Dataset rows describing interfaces
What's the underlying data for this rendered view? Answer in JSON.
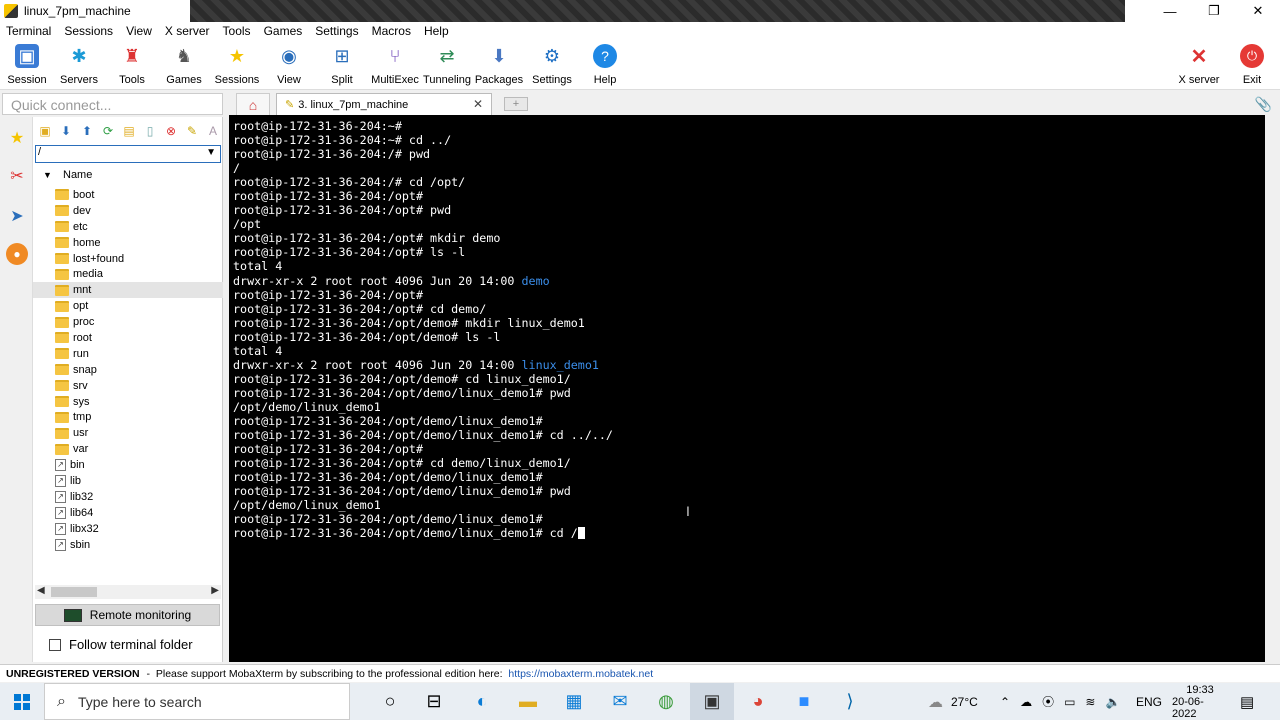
{
  "window": {
    "title": "linux_7pm_machine",
    "minimize": "—",
    "maximize": "❐",
    "close": "✕"
  },
  "menu": [
    "Terminal",
    "Sessions",
    "View",
    "X server",
    "Tools",
    "Games",
    "Settings",
    "Macros",
    "Help"
  ],
  "toolbar": {
    "items": [
      {
        "label": "Session",
        "icon": "session-icon"
      },
      {
        "label": "Servers",
        "icon": "servers-icon"
      },
      {
        "label": "Tools",
        "icon": "tools-icon"
      },
      {
        "label": "Games",
        "icon": "games-icon"
      },
      {
        "label": "Sessions",
        "icon": "star-icon"
      },
      {
        "label": "View",
        "icon": "view-icon"
      },
      {
        "label": "Split",
        "icon": "split-icon"
      },
      {
        "label": "MultiExec",
        "icon": "multiexec-icon"
      },
      {
        "label": "Tunneling",
        "icon": "tunneling-icon"
      },
      {
        "label": "Packages",
        "icon": "packages-icon"
      },
      {
        "label": "Settings",
        "icon": "gear-icon"
      },
      {
        "label": "Help",
        "icon": "help-icon"
      }
    ],
    "xserver_label": "X server",
    "exit_label": "Exit"
  },
  "quick_connect": {
    "placeholder": "Quick connect..."
  },
  "tabs": {
    "active_label": "3. linux_7pm_machine",
    "close": "✕",
    "add": "+"
  },
  "browser": {
    "path_value": "/",
    "column_header": "Name",
    "folders": [
      "boot",
      "dev",
      "etc",
      "home",
      "lost+found",
      "media",
      "mnt",
      "opt",
      "proc",
      "root",
      "run",
      "snap",
      "srv",
      "sys",
      "tmp",
      "usr",
      "var"
    ],
    "links": [
      "bin",
      "lib",
      "lib32",
      "lib64",
      "libx32",
      "sbin"
    ],
    "selected": "mnt",
    "remote_monitoring": "Remote monitoring",
    "follow_folder": "Follow terminal folder"
  },
  "terminal": {
    "lines": [
      {
        "t": "root@ip-172-31-36-204:~#"
      },
      {
        "t": "root@ip-172-31-36-204:~# cd ../"
      },
      {
        "t": "root@ip-172-31-36-204:/# pwd"
      },
      {
        "t": "/"
      },
      {
        "t": "root@ip-172-31-36-204:/# cd /opt/"
      },
      {
        "t": "root@ip-172-31-36-204:/opt#"
      },
      {
        "t": "root@ip-172-31-36-204:/opt# pwd"
      },
      {
        "t": "/opt"
      },
      {
        "t": "root@ip-172-31-36-204:/opt# mkdir demo"
      },
      {
        "t": "root@ip-172-31-36-204:/opt# ls -l"
      },
      {
        "t": "total 4"
      },
      {
        "t": "drwxr-xr-x 2 root root 4096 Jun 20 14:00 ",
        "blue": "demo"
      },
      {
        "t": "root@ip-172-31-36-204:/opt#"
      },
      {
        "t": "root@ip-172-31-36-204:/opt# cd demo/"
      },
      {
        "t": "root@ip-172-31-36-204:/opt/demo# mkdir linux_demo1"
      },
      {
        "t": "root@ip-172-31-36-204:/opt/demo# ls -l"
      },
      {
        "t": "total 4"
      },
      {
        "t": "drwxr-xr-x 2 root root 4096 Jun 20 14:00 ",
        "blue": "linux_demo1"
      },
      {
        "t": "root@ip-172-31-36-204:/opt/demo# cd linux_demo1/"
      },
      {
        "t": "root@ip-172-31-36-204:/opt/demo/linux_demo1# pwd"
      },
      {
        "t": "/opt/demo/linux_demo1"
      },
      {
        "t": "root@ip-172-31-36-204:/opt/demo/linux_demo1#"
      },
      {
        "t": "root@ip-172-31-36-204:/opt/demo/linux_demo1# cd ../../"
      },
      {
        "t": "root@ip-172-31-36-204:/opt#"
      },
      {
        "t": "root@ip-172-31-36-204:/opt# cd demo/linux_demo1/"
      },
      {
        "t": "root@ip-172-31-36-204:/opt/demo/linux_demo1#"
      },
      {
        "t": "root@ip-172-31-36-204:/opt/demo/linux_demo1# pwd"
      },
      {
        "t": "/opt/demo/linux_demo1"
      },
      {
        "t": "root@ip-172-31-36-204:/opt/demo/linux_demo1#"
      },
      {
        "t": "root@ip-172-31-36-204:/opt/demo/linux_demo1# cd /",
        "cursor": true
      }
    ]
  },
  "status": {
    "unregistered": "UNREGISTERED VERSION",
    "message": " -  Please support MobaXterm by subscribing to the professional edition here:  ",
    "link": "https://mobaxterm.mobatek.net"
  },
  "taskbar": {
    "search_placeholder": "Type here to search",
    "weather": "27°C",
    "lang": "ENG",
    "time": "19:33",
    "date": "20-06-2022"
  },
  "colors": {
    "terminal_bg": "#000000",
    "terminal_fg": "#ffffff",
    "dir_blue": "#3b8eea",
    "accent": "#0078d4"
  }
}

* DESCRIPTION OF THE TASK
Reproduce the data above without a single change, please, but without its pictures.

* ANSWER TO THE PROBLEM
What's the underlying data for this rendered view? Answer in JSON.
{
  "window": {
    "title": "linux_7pm_machine",
    "minimize": "—",
    "maximize": "❐",
    "close": "✕"
  },
  "menu": [
    "Terminal",
    "Sessions",
    "View",
    "X server",
    "Tools",
    "Games",
    "Settings",
    "Macros",
    "Help"
  ],
  "toolbar": {
    "items": [
      {
        "label": "Session",
        "icon": "session-icon"
      },
      {
        "label": "Servers",
        "icon": "servers-icon"
      },
      {
        "label": "Tools",
        "icon": "tools-icon"
      },
      {
        "label": "Games",
        "icon": "games-icon"
      },
      {
        "label": "Sessions",
        "icon": "star-icon"
      },
      {
        "label": "View",
        "icon": "view-icon"
      },
      {
        "label": "Split",
        "icon": "split-icon"
      },
      {
        "label": "MultiExec",
        "icon": "multiexec-icon"
      },
      {
        "label": "Tunneling",
        "icon": "tunneling-icon"
      },
      {
        "label": "Packages",
        "icon": "packages-icon"
      },
      {
        "label": "Settings",
        "icon": "gear-icon"
      },
      {
        "label": "Help",
        "icon": "help-icon"
      }
    ],
    "xserver_label": "X server",
    "exit_label": "Exit"
  },
  "quick_connect": {
    "placeholder": "Quick connect..."
  },
  "tabs": {
    "active_label": "3. linux_7pm_machine",
    "close": "✕",
    "add": "+"
  },
  "browser": {
    "path_value": "/",
    "column_header": "Name",
    "folders": [
      "boot",
      "dev",
      "etc",
      "home",
      "lost+found",
      "media",
      "mnt",
      "opt",
      "proc",
      "root",
      "run",
      "snap",
      "srv",
      "sys",
      "tmp",
      "usr",
      "var"
    ],
    "links": [
      "bin",
      "lib",
      "lib32",
      "lib64",
      "libx32",
      "sbin"
    ],
    "selected": "mnt",
    "remote_monitoring": "Remote monitoring",
    "follow_folder": "Follow terminal folder"
  },
  "terminal": {
    "lines": [
      {
        "t": "root@ip-172-31-36-204:~#"
      },
      {
        "t": "root@ip-172-31-36-204:~# cd ../"
      },
      {
        "t": "root@ip-172-31-36-204:/# pwd"
      },
      {
        "t": "/"
      },
      {
        "t": "root@ip-172-31-36-204:/# cd /opt/"
      },
      {
        "t": "root@ip-172-31-36-204:/opt#"
      },
      {
        "t": "root@ip-172-31-36-204:/opt# pwd"
      },
      {
        "t": "/opt"
      },
      {
        "t": "root@ip-172-31-36-204:/opt# mkdir demo"
      },
      {
        "t": "root@ip-172-31-36-204:/opt# ls -l"
      },
      {
        "t": "total 4"
      },
      {
        "t": "drwxr-xr-x 2 root root 4096 Jun 20 14:00 ",
        "blue": "demo"
      },
      {
        "t": "root@ip-172-31-36-204:/opt#"
      },
      {
        "t": "root@ip-172-31-36-204:/opt# cd demo/"
      },
      {
        "t": "root@ip-172-31-36-204:/opt/demo# mkdir linux_demo1"
      },
      {
        "t": "root@ip-172-31-36-204:/opt/demo# ls -l"
      },
      {
        "t": "total 4"
      },
      {
        "t": "drwxr-xr-x 2 root root 4096 Jun 20 14:00 ",
        "blue": "linux_demo1"
      },
      {
        "t": "root@ip-172-31-36-204:/opt/demo# cd linux_demo1/"
      },
      {
        "t": "root@ip-172-31-36-204:/opt/demo/linux_demo1# pwd"
      },
      {
        "t": "/opt/demo/linux_demo1"
      },
      {
        "t": "root@ip-172-31-36-204:/opt/demo/linux_demo1#"
      },
      {
        "t": "root@ip-172-31-36-204:/opt/demo/linux_demo1# cd ../../"
      },
      {
        "t": "root@ip-172-31-36-204:/opt#"
      },
      {
        "t": "root@ip-172-31-36-204:/opt# cd demo/linux_demo1/"
      },
      {
        "t": "root@ip-172-31-36-204:/opt/demo/linux_demo1#"
      },
      {
        "t": "root@ip-172-31-36-204:/opt/demo/linux_demo1# pwd"
      },
      {
        "t": "/opt/demo/linux_demo1"
      },
      {
        "t": "root@ip-172-31-36-204:/opt/demo/linux_demo1#"
      },
      {
        "t": "root@ip-172-31-36-204:/opt/demo/linux_demo1# cd /",
        "cursor": true
      }
    ]
  },
  "status": {
    "unregistered": "UNREGISTERED VERSION",
    "message": " -  Please support MobaXterm by subscribing to the professional edition here:  ",
    "link": "https://mobaxterm.mobatek.net"
  },
  "taskbar": {
    "search_placeholder": "Type here to search",
    "weather": "27°C",
    "lang": "ENG",
    "time": "19:33",
    "date": "20-06-2022"
  },
  "colors": {
    "terminal_bg": "#000000",
    "terminal_fg": "#ffffff",
    "dir_blue": "#3b8eea",
    "accent": "#0078d4"
  }
}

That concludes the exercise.